Apple and Samsung have been fined, after a South Korean court ruled that they had breached each other’s patents on mobile devices.
But a judge said that Samsung’s Galaxy smartphone did not violate Apple’s iPhone design.
The technology titans have also been hit with a ban on national sales of some of their products.
According to Jung Dong-Joon, a Seoul-based patent attorney, the litigation value of the lawsuit was around 70,000 euros, so the actual damage was not going to be big. However, he said an outright loss for Samsung would have affected its brand image.
The Seoul ruling comes ahead of more crucial verdicts in the US, where Apple is accusing Samsung of ripping off its iPhone and iPad technology in a multi-billion euro case.
As well as damages, Apple is demanding a permanent ban on Samsung selling patent-infringing products.
Samsung, meanwhile, wants compensation from Apple.
“Consumers could be the bigger loser here. They stand to lose in terms of the choices of products in the market, the choices of features they can look at and price,” said Robin Feldman, a law professor at the University of California.
“When companies spend this kind of money on global battles, they have less to spend on innovation and it’s always the consumer who loses when that happens.”
Copyright © 2014 euronewsMore about:
- 1Putin takes control of Russia’s defence industries and calls for new weapons
- 2Iceland puts on a show as two of its volcanoes spew out lava
- 3Russia: new EU sanctions look ‘strange’ says Putin
- 4Iceland’s latest volcano eruption worsens
- 5Young American sentenced to six-years hard labour in North Korea
- 1Podemos: Spanish indignation in Brussels’ corridors of power | euronews, reporter
- 2Israel announces it will seize 400 acres in West Bank | euronews, world news
- 3Japan sounds bluefin warning, calls for 50% catch cut | euronews, world news
- 4Hoverbike on the horizon | euronews, hi-tech
- 5China executes eight Muslims convicted of terrorism | euronews, world news
- 63D printing: a driving force in design and engineering | euronews, hi-tech
- 7Ukraine accuses Russian aid convoy of stealing factory equipment | euronews, world news
- 8#ن: How an Arabic letter was reclaimed to support Iraq’s persecuted Christians | euronews, world news
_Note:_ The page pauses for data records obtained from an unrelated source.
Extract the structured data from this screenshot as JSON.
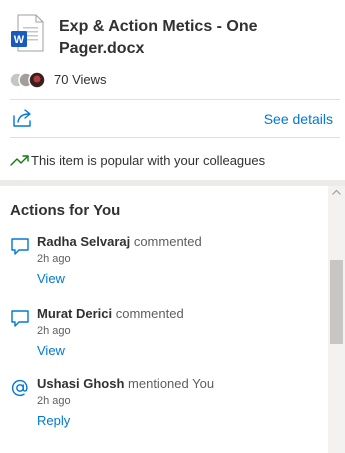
{
  "file": {
    "title": "Exp & Action Metics - One Pager.docx",
    "icon": "word-doc-icon",
    "views": "70 Views"
  },
  "toolbar": {
    "share_icon": "share-icon",
    "see_details": "See details"
  },
  "popular": {
    "icon": "trending-up-icon",
    "text": "This item is popular with your colleagues"
  },
  "actions": {
    "title": "Actions for You",
    "items": [
      {
        "icon": "comment-icon",
        "who": "Radha Selvaraj",
        "what": " commented",
        "time": "2h ago",
        "link": "View"
      },
      {
        "icon": "comment-icon",
        "who": "Murat Derici",
        "what": " commented",
        "time": "2h ago",
        "link": "View"
      },
      {
        "icon": "mention-icon",
        "who": "Ushasi Ghosh",
        "what": " mentioned You",
        "time": "2h ago",
        "link": "Reply"
      }
    ]
  },
  "colors": {
    "link": "#0078d4",
    "word_blue": "#185abd",
    "trend_green": "#107c10",
    "divider": "#e1dfdd"
  }
}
- 9Young Yazidi girl escapes Islamic State kidnappers | euronews, world news
- 10New car offers freedom for disabled drivers | euronews, hi-tech
- 11Everything you need to know about the Ebola virus | euronews, world news
- 12EU leaders name Donald Tusk European Council president | euronews, world news
- 13Turkish ferry makes high-speed final landing | euronews, no comment
- 14Risk of fresh ash cloud threatens European air travel | euronews, world news
- 15Canada sends hilarious barb to Russia over Ukraine ‘incursions’ | euronews, world news
- 16The business benefits of EU chemical regulation | euronews, business planet
- 17Man, 27, fails in suicide bid after tigers reject chance to eat him | euronews, world news
- 18Iceland warns Europe’s airlines of possible volcanic eruption | euronews, world news
- 19Thousands of Catalans call for choice on split from Spain | euronews, world news
- 20Iceland puts on a show as two of its volcanoes spew out lava | euronews, world news
Wires > News
- 17:09 CET Ukraine ratifies EU deal, offers special status to rebels
- 17:01 CET South Africa postpones child travel rules opposed by tourism…
- 16:50 CET South Sudan sets limits on hiring foreign workers
- 16:47 CET U.N. says Palestinians, Israelis reach deal on Gaza reconstruction
- 16:43 CET India should be more proactive on Tibet – Dalai Lama aide on eve…
- 16:38 CET More austerity, reforms ahead for Finland, PM Stubb says
- 16:35 CET French PM urges more EU budget flexibility, weaker euro
- 16:15 CET Zambian minister, Dangote in spat over graft allegation